Input records:
-- Opening Marker --
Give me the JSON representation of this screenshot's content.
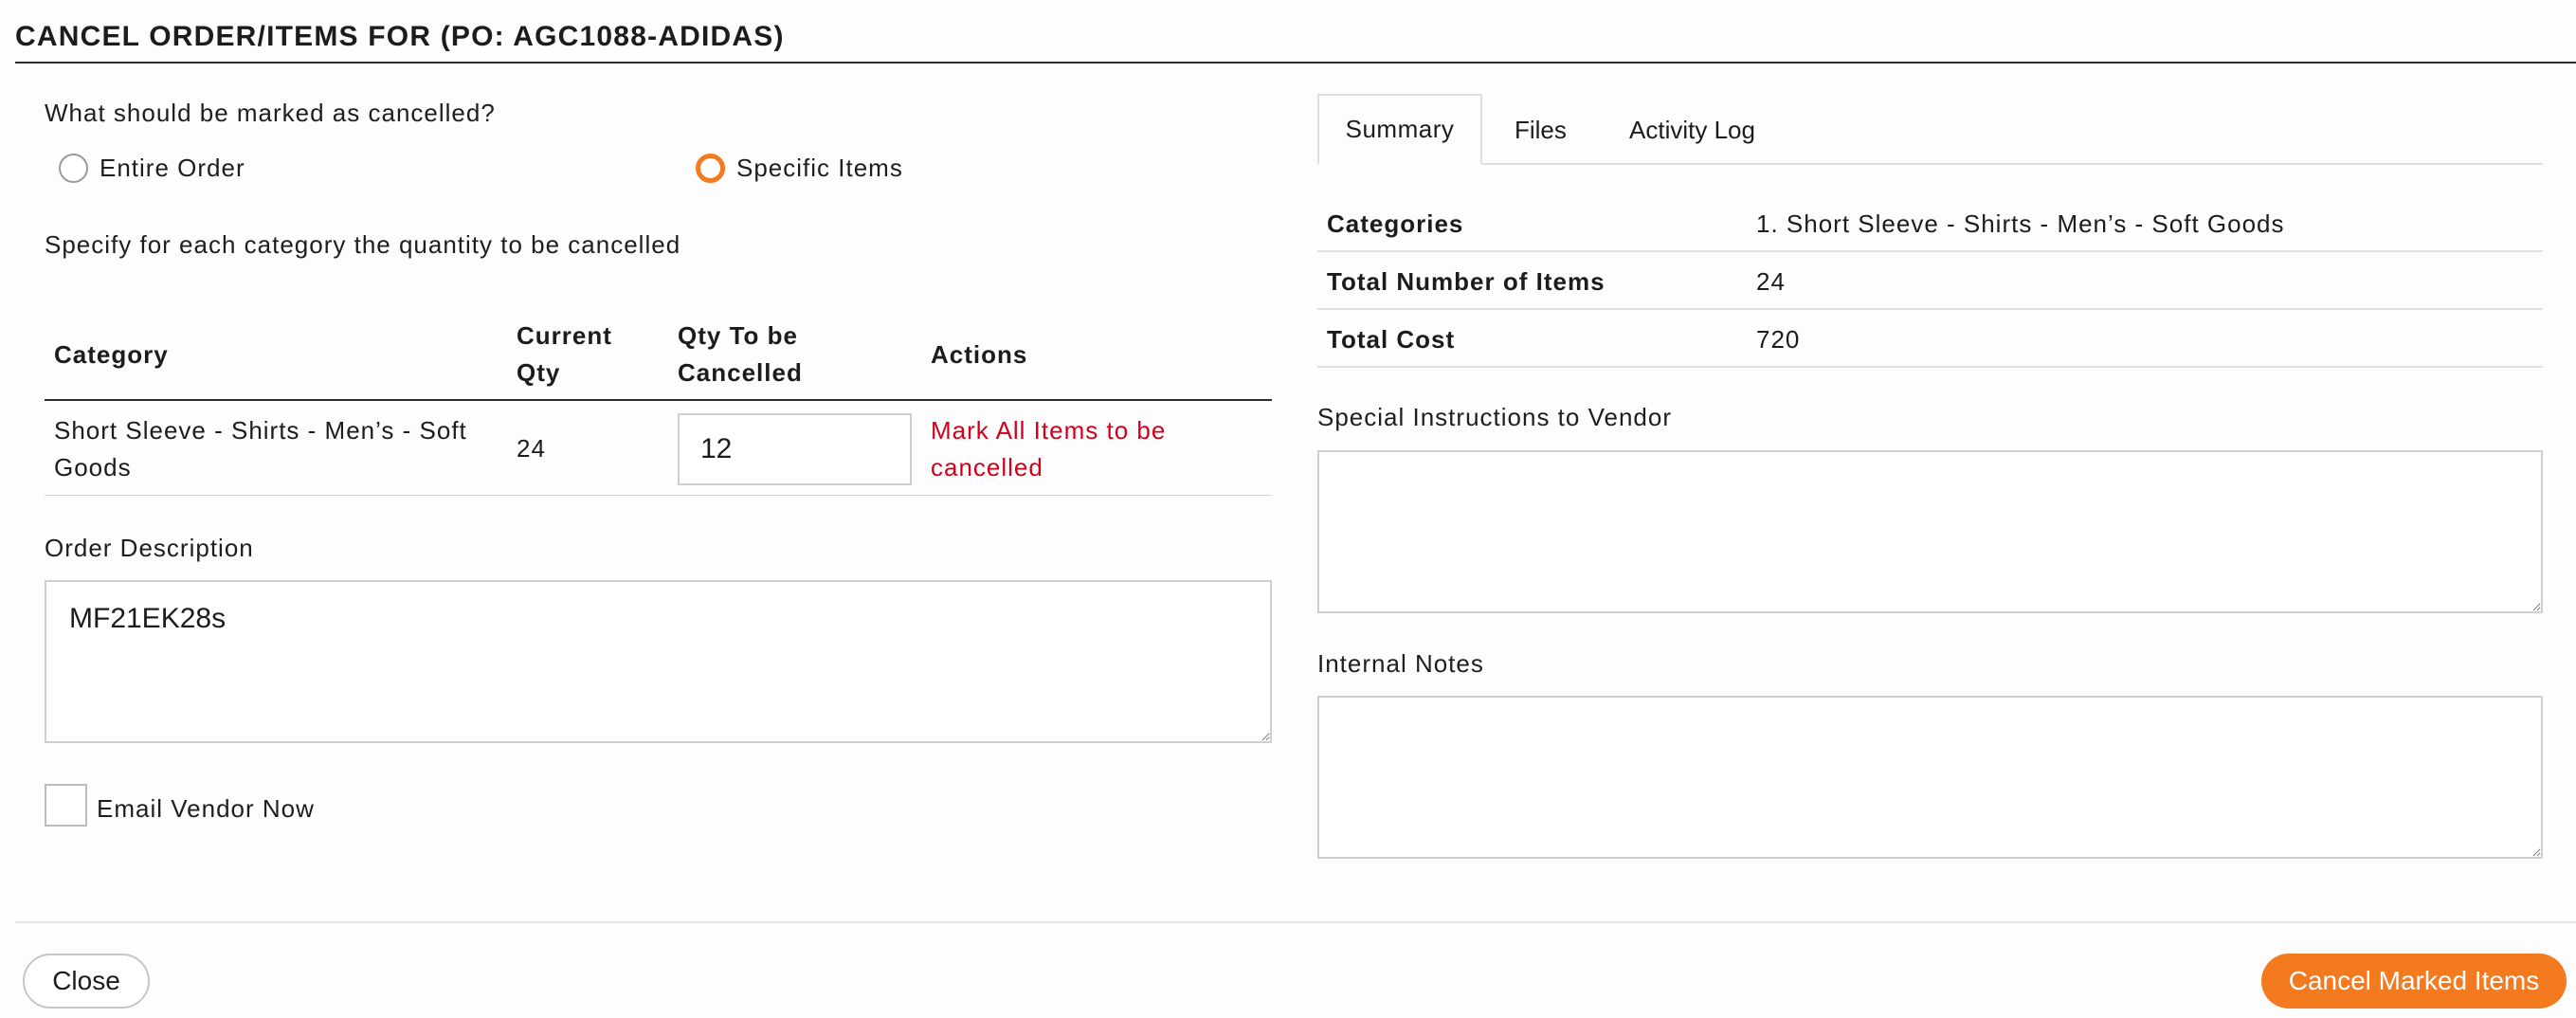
{
  "dialog": {
    "title": "CANCEL ORDER/ITEMS FOR (PO: AGC1088-ADIDAS)"
  },
  "left": {
    "question": "What should be marked as cancelled?",
    "options": [
      {
        "label": "Entire Order",
        "selected": false
      },
      {
        "label": "Specific Items",
        "selected": true
      }
    ],
    "instruction": "Specify for each category the quantity to be cancelled",
    "table": {
      "headers": {
        "category": "Category",
        "current_qty_line1": "Current",
        "current_qty_line2": "Qty",
        "qty_cancel_line1": "Qty To be",
        "qty_cancel_line2": "Cancelled",
        "actions": "Actions"
      },
      "rows": [
        {
          "category_line1": "Short Sleeve - Shirts - Men’s - Soft",
          "category_line2": "Goods",
          "current_qty": "24",
          "qty_to_cancel": "12",
          "action_line1": "Mark All Items to be",
          "action_line2": "cancelled"
        }
      ]
    },
    "order_description_label": "Order Description",
    "order_description_value": "MF21EK28s",
    "email_vendor_label": "Email Vendor Now",
    "email_vendor_checked": false
  },
  "right": {
    "tabs": [
      "Summary",
      "Files",
      "Activity Log"
    ],
    "active_tab": "Summary",
    "summary": [
      {
        "label": "Categories",
        "value": "1. Short Sleeve - Shirts - Men’s - Soft Goods"
      },
      {
        "label": "Total Number of Items",
        "value": "24"
      },
      {
        "label": "Total Cost",
        "value": "720"
      }
    ],
    "special_instructions_label": "Special Instructions to Vendor",
    "internal_notes_label": "Internal Notes"
  },
  "footer": {
    "close_label": "Close",
    "cancel_label": "Cancel Marked Items"
  },
  "colors": {
    "accent": "#f47a20",
    "danger": "#d0021b"
  }
}
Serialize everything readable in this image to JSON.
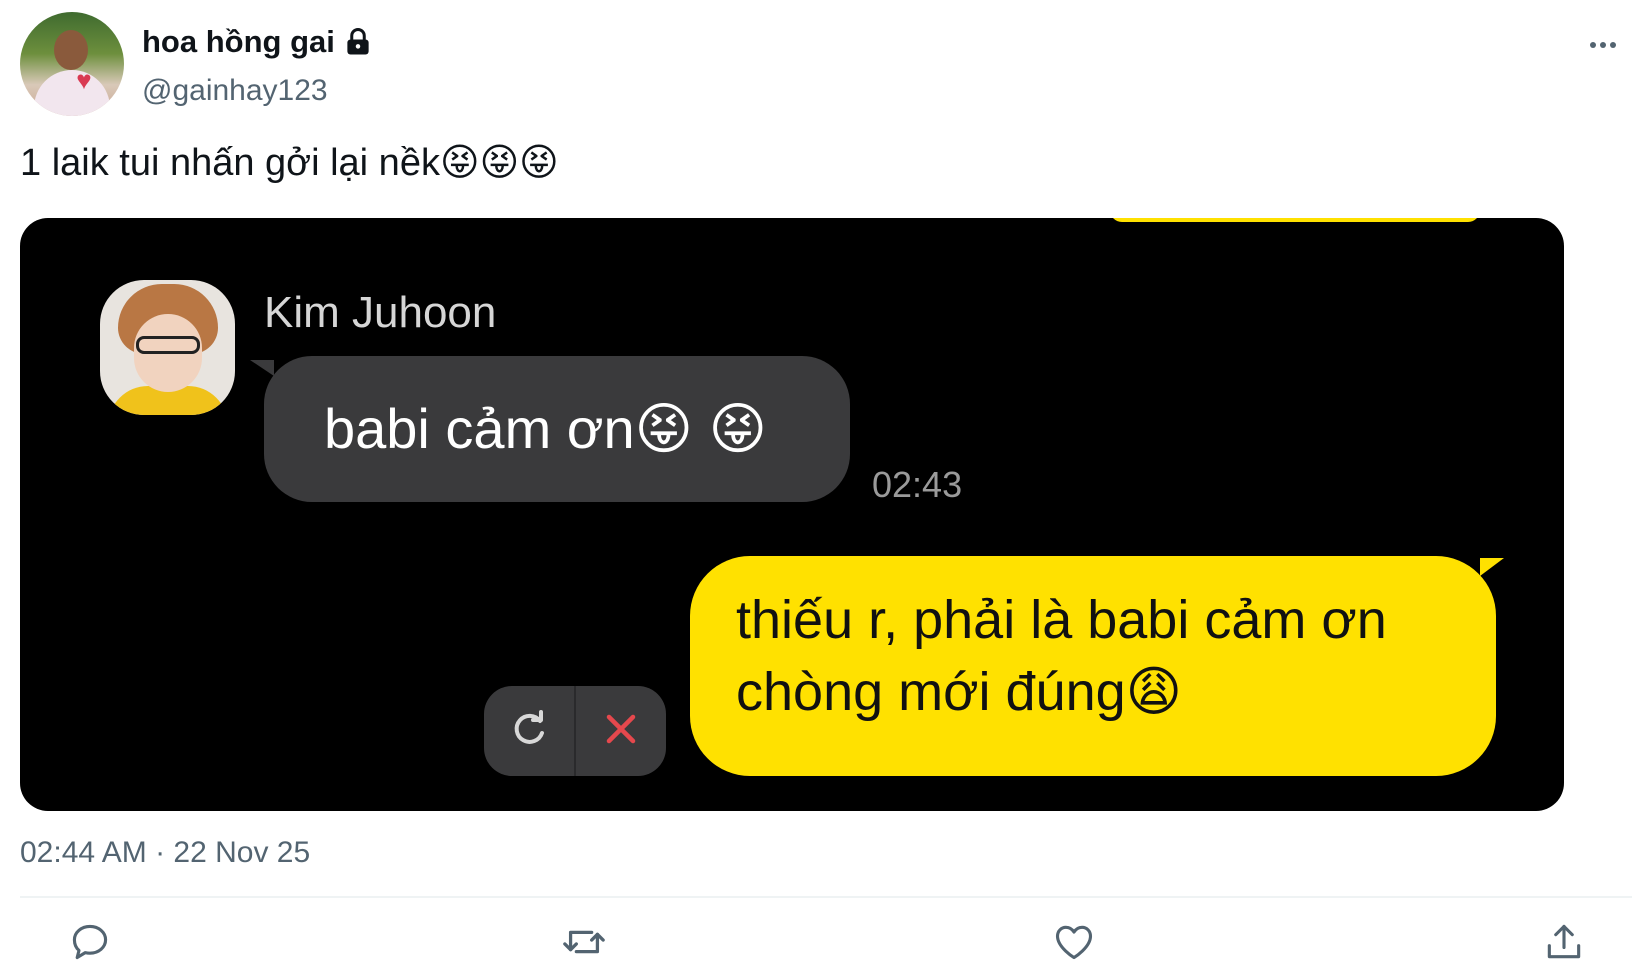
{
  "author": {
    "display_name": "hoa hồng gai",
    "handle": "@gainhay123"
  },
  "tweet": {
    "text": "1 laik tui nhấn gởi lại nềk😝😝😝",
    "timestamp": "02:44 AM · 22 Nov 25"
  },
  "chat": {
    "sender_name": "Kim Juhoon",
    "received_message": "babi cảm ơn😝 😝",
    "received_time": "02:43",
    "sent_message": "thiếu r, phải là babi cảm ơn chòng mới đúng😩"
  },
  "icons": {
    "more": "more-horizontal-icon",
    "reply": "reply-icon",
    "retweet": "retweet-icon",
    "like": "heart-icon",
    "share": "share-icon",
    "lock": "lock-icon",
    "resend": "resend-icon",
    "cancel": "close-icon"
  },
  "colors": {
    "accent_yellow": "#ffe100",
    "bubble_gray": "#3a3a3c",
    "secondary_text": "#536471",
    "cancel_red": "#e5484d"
  }
}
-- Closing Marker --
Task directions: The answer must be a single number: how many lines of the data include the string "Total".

Solution for this exercise: 2